Tutoring Implies Weakness
Working with a tutor in no way suggests that you are less smart than anyone else. Unfortunately, the remedial aspect of tutoring has a negative connotation. While we do work with students who have fallen behind in school, we also work with those who simply want to improve upon their overall skill level before the SAT or ACT.
Tutoring is for Little Kids
We are constantly learning throughout our lifetime. It is perfectly acceptable to ask for guidance beyond the elementary school classroom. In fact, Ivy Bound offers tutoring up to the graduate school level! Those students who seek a tutor to prepare for the GMAT, LSAT, MCAT or GRE are looking to receive the best score possible to secure their future.
Games That Keep the Mind Sharp
The app store has thousands of games. Admittedly, not all are educational, but even some of the most popular games keep your brain working. If your child needs to improve upon vocabulary, have him start playing Words with Friends. To simply keep the mind active, a puzzle game like Sudoku will set the logical wheels of your child’s brain in motion.
This is a more straight-forward approach, but you can download strictly educational apps for your kids right on to your smartphone or tablet. You can explore options for reading comprehension, vocabulary, writing, math and language apps to practice with each day. It’s important for your child to have a break from school, but the trade-off of one hour of learning in order to go to the park with friends should be easily negotiable!

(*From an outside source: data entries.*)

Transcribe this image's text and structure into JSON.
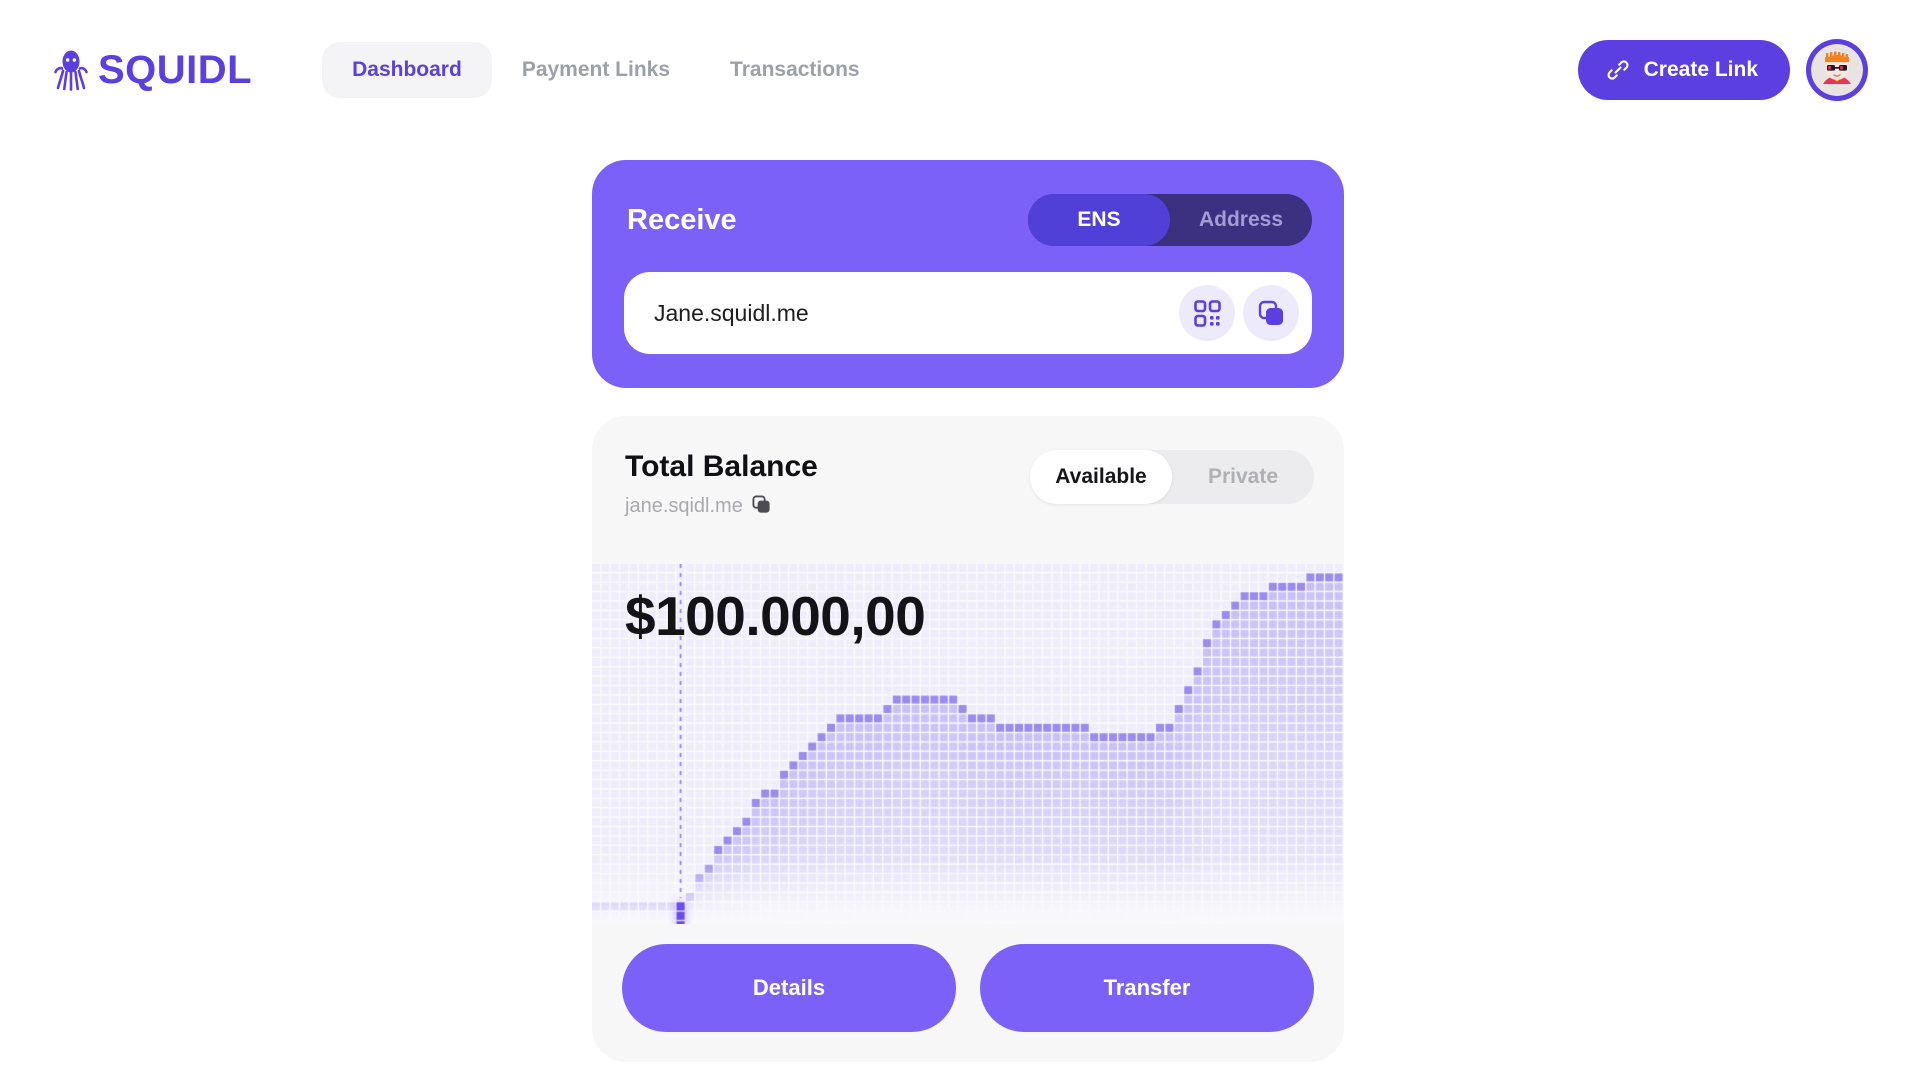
{
  "brand": {
    "name": "SQUIDL",
    "logo_icon": "squid-icon",
    "color": "#5B3FE0"
  },
  "nav": {
    "items": [
      {
        "label": "Dashboard",
        "active": true
      },
      {
        "label": "Payment Links",
        "active": false
      },
      {
        "label": "Transactions",
        "active": false
      }
    ]
  },
  "header": {
    "create_link_label": "Create Link",
    "create_link_icon": "link-icon",
    "avatar_icon": "user-avatar"
  },
  "receive": {
    "title": "Receive",
    "toggle": {
      "options": [
        "ENS",
        "Address"
      ],
      "selected": "ENS"
    },
    "value": "Jane.squidl.me",
    "qr_icon": "qr-code-icon",
    "copy_icon": "copy-icon"
  },
  "balance": {
    "title": "Total Balance",
    "subtitle": "jane.sqidl.me",
    "copy_icon": "copy-icon",
    "toggle": {
      "options": [
        "Available",
        "Private"
      ],
      "selected": "Available"
    },
    "amount": "$100.000,00",
    "actions": [
      {
        "label": "Details"
      },
      {
        "label": "Transfer"
      }
    ]
  },
  "chart_data": {
    "type": "area",
    "title": "Total Balance",
    "xlabel": "",
    "ylabel": "",
    "grid": true,
    "legend": false,
    "style": "pixelated-dot-matrix",
    "colors": {
      "line": "#9B8AF0",
      "fill": "#C3B9F7",
      "grid": "#EFEDFB",
      "marker": "#6A4DEF",
      "background": "#FAFAFC"
    },
    "marker": {
      "x_index": 9,
      "label": "$100.000,00"
    },
    "ylim": [
      0,
      100
    ],
    "x": [
      0,
      1,
      2,
      3,
      4,
      5,
      6,
      7,
      8,
      9,
      10,
      11,
      12,
      13,
      14,
      15,
      16,
      17,
      18,
      19,
      20,
      21,
      22,
      23,
      24,
      25,
      26,
      27,
      28,
      29,
      30,
      31,
      32,
      33,
      34,
      35,
      36,
      37,
      38,
      39,
      40,
      41,
      42,
      43,
      44,
      45,
      46,
      47,
      48,
      49,
      50,
      51,
      52,
      53,
      54,
      55,
      56,
      57,
      58,
      59,
      60,
      61,
      62,
      63,
      64,
      65,
      66,
      67,
      68,
      69,
      70,
      71,
      72,
      73,
      74,
      75,
      76,
      77,
      78,
      79
    ],
    "values": [
      4,
      4,
      4,
      4,
      4,
      4,
      4,
      4,
      4,
      4,
      8,
      12,
      16,
      20,
      24,
      26,
      30,
      33,
      36,
      38,
      41,
      44,
      47,
      50,
      52,
      55,
      57,
      58,
      58,
      58,
      58,
      60,
      62,
      64,
      64,
      64,
      64,
      63,
      62,
      61,
      59,
      58,
      57,
      56,
      55,
      55,
      55,
      54,
      56,
      56,
      56,
      56,
      54,
      53,
      53,
      53,
      53,
      53,
      53,
      53,
      54,
      56,
      60,
      66,
      72,
      78,
      83,
      87,
      90,
      91,
      92,
      93,
      94,
      95,
      96,
      96,
      97,
      97,
      98,
      98
    ]
  }
}
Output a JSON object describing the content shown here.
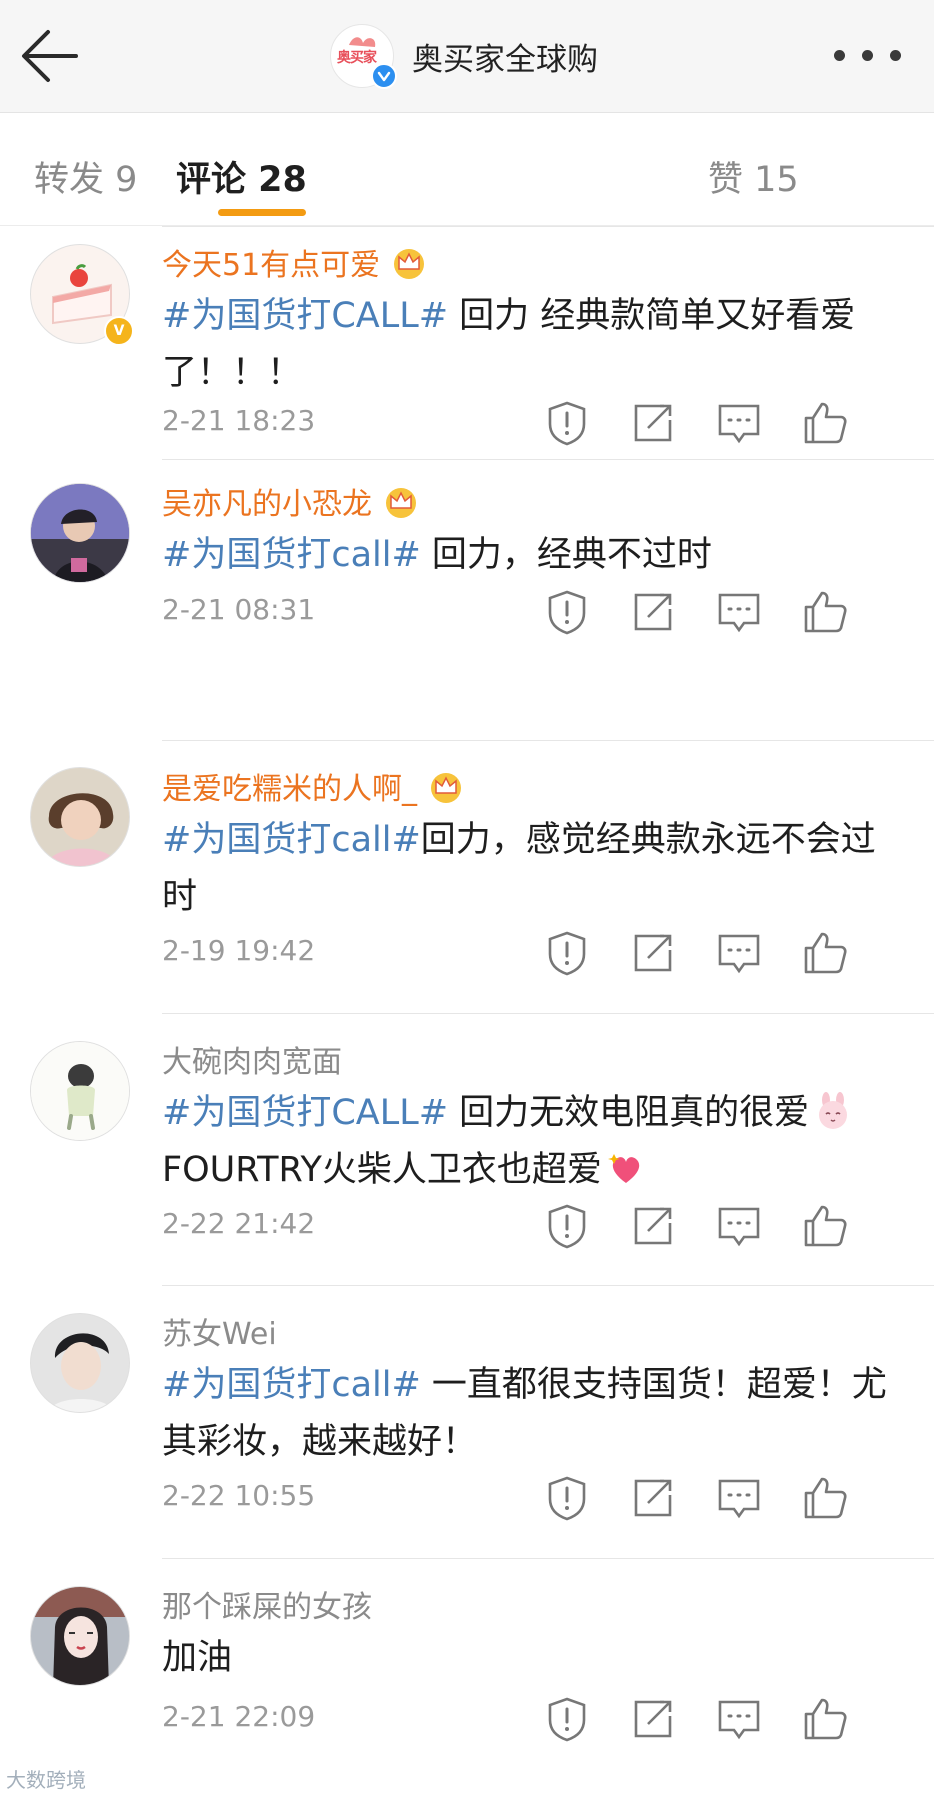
{
  "header": {
    "title": "奥买家全球购",
    "logo_text": "奥买家"
  },
  "tabs": [
    {
      "label": "转发 9"
    },
    {
      "label": "评论 28"
    },
    {
      "label": "赞 15"
    }
  ],
  "comments": [
    {
      "username": "今天51有点可爱",
      "topic": "#为国货打CALL#",
      "text": " 回力 经典款简单又好看爱了！！！",
      "time": "2-21 18:23"
    },
    {
      "username": "吴亦凡的小恐龙",
      "topic": "#为国货打call#",
      "text": " 回力，经典不过时",
      "time": "2-21 08:31"
    },
    {
      "username": "是爱吃糯米的人啊_",
      "topic": "#为国货打call#",
      "text": "回力，感觉经典款永远不会过时",
      "time": "2-19 19:42"
    },
    {
      "username": "大碗肉肉宽面",
      "topic": "#为国货打CALL#",
      "text": " 回力无效电阻真的很爱",
      "text2": "FOURTRY火柴人卫衣也超爱",
      "time": "2-22 21:42"
    },
    {
      "username": "苏女Wei",
      "topic": "#为国货打call#",
      "text": " 一直都很支持国货！超爱！尤其彩妆，越来越好！",
      "time": "2-22 10:55"
    },
    {
      "username": "那个踩屎的女孩",
      "topic": "",
      "text": "加油",
      "time": "2-21 22:09"
    }
  ],
  "watermark": "大数跨境",
  "colors": {
    "accent_orange": "#f39b12",
    "vip_name": "#eb7420",
    "topic_link": "#4a7fb8",
    "verified_blue": "#2c8ff0"
  }
}
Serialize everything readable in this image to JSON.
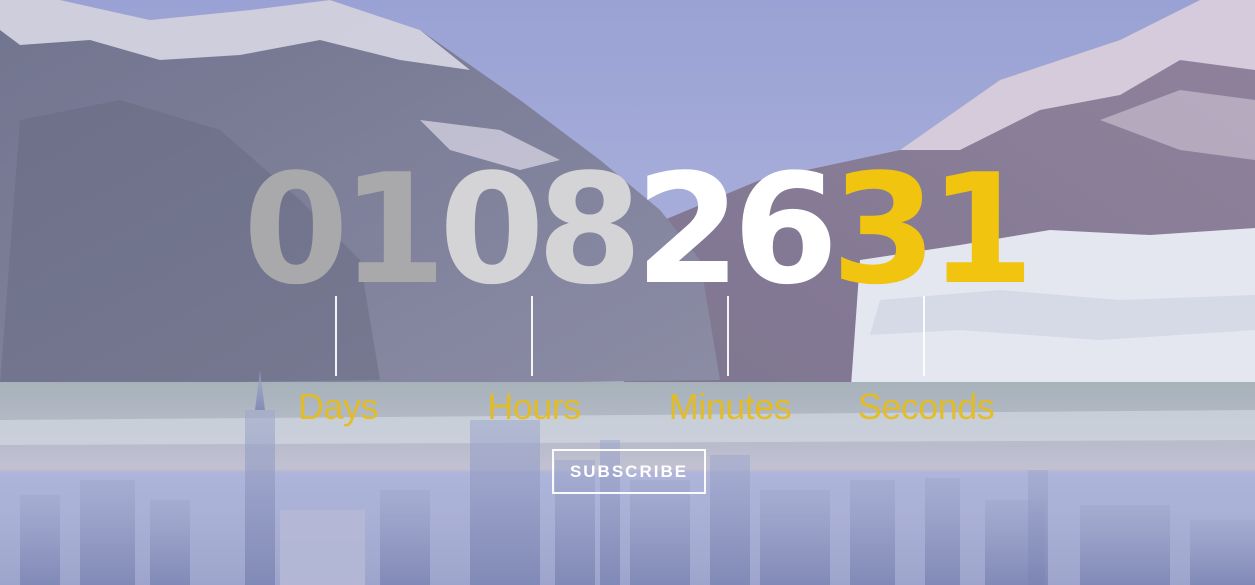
{
  "countdown": {
    "days": "01",
    "hours": "08",
    "minutes": "26",
    "seconds": "31",
    "labels": {
      "days": "Days",
      "hours": "Hours",
      "minutes": "Minutes",
      "seconds": "Seconds"
    }
  },
  "cta": {
    "subscribe_label": "SUBSCRIBE"
  },
  "colors": {
    "accent": "#f1c40f",
    "days_digits": "#a9a9ab",
    "hours_digits": "#d4d4d6",
    "minutes_digits": "#ffffff"
  }
}
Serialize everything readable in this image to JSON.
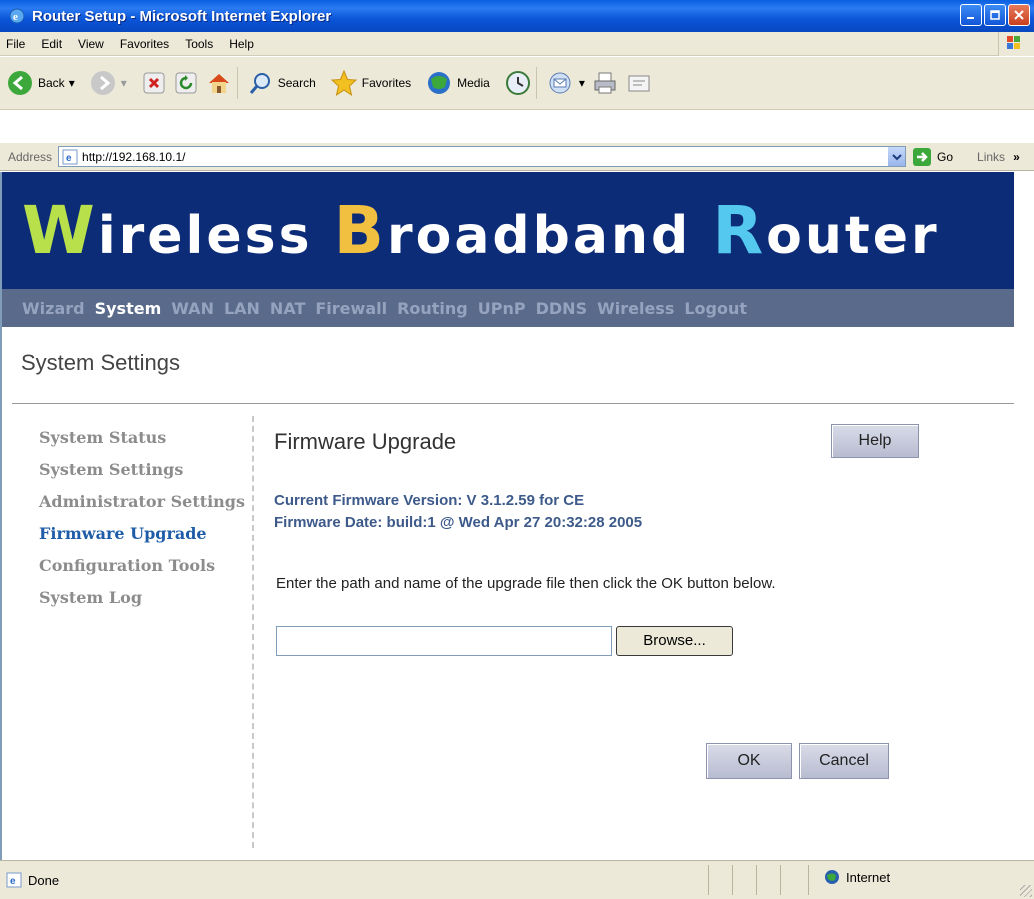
{
  "window": {
    "title": "Router Setup - Microsoft Internet Explorer"
  },
  "menu": {
    "items": [
      "File",
      "Edit",
      "View",
      "Favorites",
      "Tools",
      "Help"
    ]
  },
  "toolbar": {
    "back": "Back",
    "search": "Search",
    "favorites": "Favorites",
    "media": "Media"
  },
  "address": {
    "label": "Address",
    "url": "http://192.168.10.1/",
    "go": "Go",
    "links": "Links"
  },
  "banner": {
    "word1_cap": "W",
    "word1_rest": "ireless",
    "word2_cap": "B",
    "word2_rest": "roadband",
    "word3_cap": "R",
    "word3_rest": "outer"
  },
  "topnav": {
    "items": [
      "Wizard",
      "System",
      "WAN",
      "LAN",
      "NAT",
      "Firewall",
      "Routing",
      "UPnP",
      "DDNS",
      "Wireless",
      "Logout"
    ],
    "active": "System"
  },
  "page": {
    "section_title": "System Settings"
  },
  "sidenav": {
    "items": [
      "System Status",
      "System Settings",
      "Administrator Settings",
      "Firmware Upgrade",
      "Configuration Tools",
      "System Log"
    ],
    "active": "Firmware Upgrade"
  },
  "content": {
    "title": "Firmware Upgrade",
    "help_label": "Help",
    "fw_version": "Current Firmware Version: V 3.1.2.59 for CE",
    "fw_date": "Firmware Date:  build:1 @ Wed Apr 27 20:32:28 2005",
    "instruction": "Enter the path and name of the upgrade file then click the OK button below.",
    "file_value": "",
    "browse_label": "Browse...",
    "ok_label": "OK",
    "cancel_label": "Cancel"
  },
  "status": {
    "text": "Done",
    "zone": "Internet"
  },
  "colors": {
    "banner_bg": "#0d2c78",
    "nav_bg": "#596a8a",
    "nav_active": "#ffffff",
    "nav_inactive": "#95a3bf",
    "cap_w": "#b8e04a",
    "cap_b": "#f2c040",
    "cap_r": "#55c8f0",
    "sidenav_active": "#1f5ca8",
    "firmware_text": "#3d5a8a"
  },
  "icons": [
    "ie-icon",
    "minimize-icon",
    "maximize-icon",
    "close-icon",
    "windows-flag-icon",
    "back-arrow-icon",
    "forward-arrow-icon",
    "stop-icon",
    "refresh-icon",
    "home-icon",
    "search-icon",
    "favorites-star-icon",
    "media-icon",
    "history-icon",
    "mail-icon",
    "print-icon",
    "edit-icon",
    "go-arrow-icon",
    "globe-icon"
  ]
}
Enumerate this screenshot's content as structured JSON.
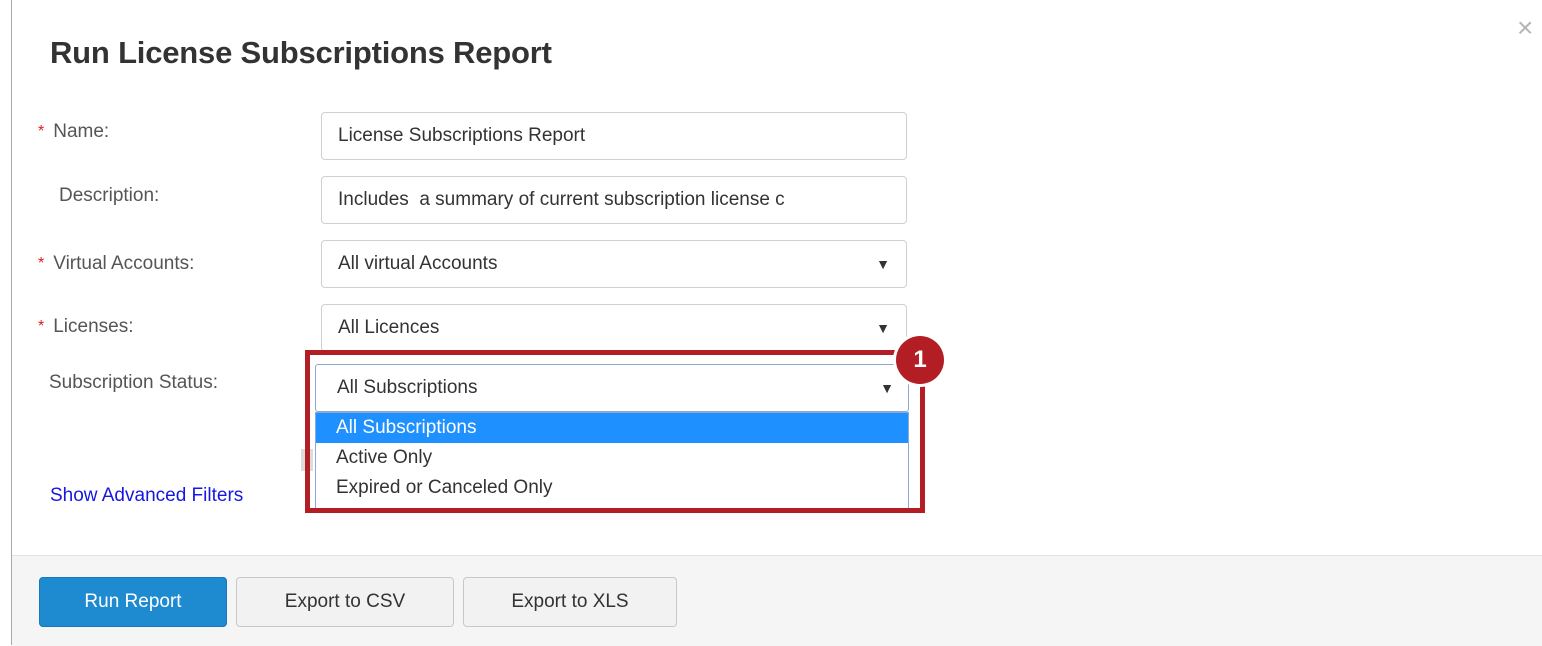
{
  "dialog": {
    "title": "Run License Subscriptions Report",
    "close_glyph": "×"
  },
  "form": {
    "required_mark": "*",
    "name": {
      "label": "Name:",
      "value": "License Subscriptions Report",
      "required": true
    },
    "description": {
      "label": "Description:",
      "value": "Includes  a summary of current subscription license c",
      "required": false
    },
    "virtual_accounts": {
      "label": "Virtual Accounts:",
      "value": "All virtual Accounts",
      "required": true
    },
    "licenses": {
      "label": "Licenses:",
      "value": "All Licences",
      "required": true
    },
    "subscription_status": {
      "label": "Subscription Status:",
      "value": "All Subscriptions",
      "options": [
        "All Subscriptions",
        "Active Only",
        "Expired or Canceled Only"
      ],
      "selected_index": 0
    },
    "caret_glyph": "▼"
  },
  "advanced_link": "Show Advanced Filters",
  "callout": {
    "number": "1"
  },
  "footer": {
    "run_report": "Run Report",
    "export_csv": "Export to CSV",
    "export_xls": "Export to XLS"
  },
  "colors": {
    "primary": "#1e8ad0",
    "highlight": "#b21e24",
    "link": "#1717e0",
    "required": "#e31a1a"
  }
}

ACT – Tutoring in One Section
Since many schools do not superscore the ACT, it is important to build upon test skills as a whole. To focus on one section may not be the most beneficial. Let’s say your math rises, but other areas fall – there’s no net gain.
Students with the chance to have a tutor for all areas of the ACT are fortunate, so taking advantage is usually wise. You have the chance to build scores in all four areas, even if you feel you’re an expert in one. Several strong areas could become outstanding, so you can worry less about your weakest subject. Thus, even if your weak subject score doesn’t increase much, you have other areas that come up big and lift your entire score.
Unfortunately, the SAT has almost no tried-and-true materials to help students prepare. The College Board offers sample problems and even simulated tests, but a full practice test has never been released to use in an actual testing situation. The scales for the SAT are also unreliable, as the College Board needs at least a full year to make true correlations.
Thus, our strong recommendation at Ivy Bound is for students to study the ACT. Since the ACT material covers all but two aspects of the SAT, the ACT study allows a student to prep for the SAT at the same time. The two unique areas of the SAT are:
- Vocabulary — difficult vocabulary is tested in Reading Comprehension questions.
- Essay – the SAT’s essay is very different from the ACT.
- Preparation for the future: As technology continues to advance, understanding how different types work is going to be a required skill for many career paths.
- Hands-on engagement: Kids are so familiar with and comfortable using technology that they will likely be more encouraged to interact in class.
- Access to information: The Internet is full of information and the answers to most questions are right at your fingertips, updating with the latest in real time.
- Motivation to learn: Learning becomes more exciting than reading a textbook or listening to a long lecture with no visual aids.
- Students with special needs: There are so many tools available to accommodate this group, including voice recognition, voice-to-text speech and volume control.
As owners of an AP monopoly and half owners of an SAT/ACT duopoly, it is hard for parents, students and even test prep professionals to relate to The College Board. Amid some publicized cheating, The College Board’s image has become almost completely opaque.
Dramatically changing the format of the SAT didn’t help. A once-reliable standard that students could prep well for suddenly became difficult and unpredictable. An experimental section was unexpectedly added in March, the first test results were delayed so students could not adequately prepare for the spring SAT and the right for non-students to the SAT was taken away without notice.
June and early July are the best times to get a good chunk of the test prep out of the way. As soon as school is out, it makes sense to get started on SAT/ACT prep because the students are not overwhelmed with other schoolwork at the same time.
Taking a break in August before school starts is fine because Ivy Bound’s prep is largely skills based. Skills take a while to master, but once learned, they rarely fade. A four to six-week break does not mean having to start over from scratch. Ten minutes of vocabulary work a day is all we ask, and only for students taking the SAT. The ACT does not directly test vocabulary.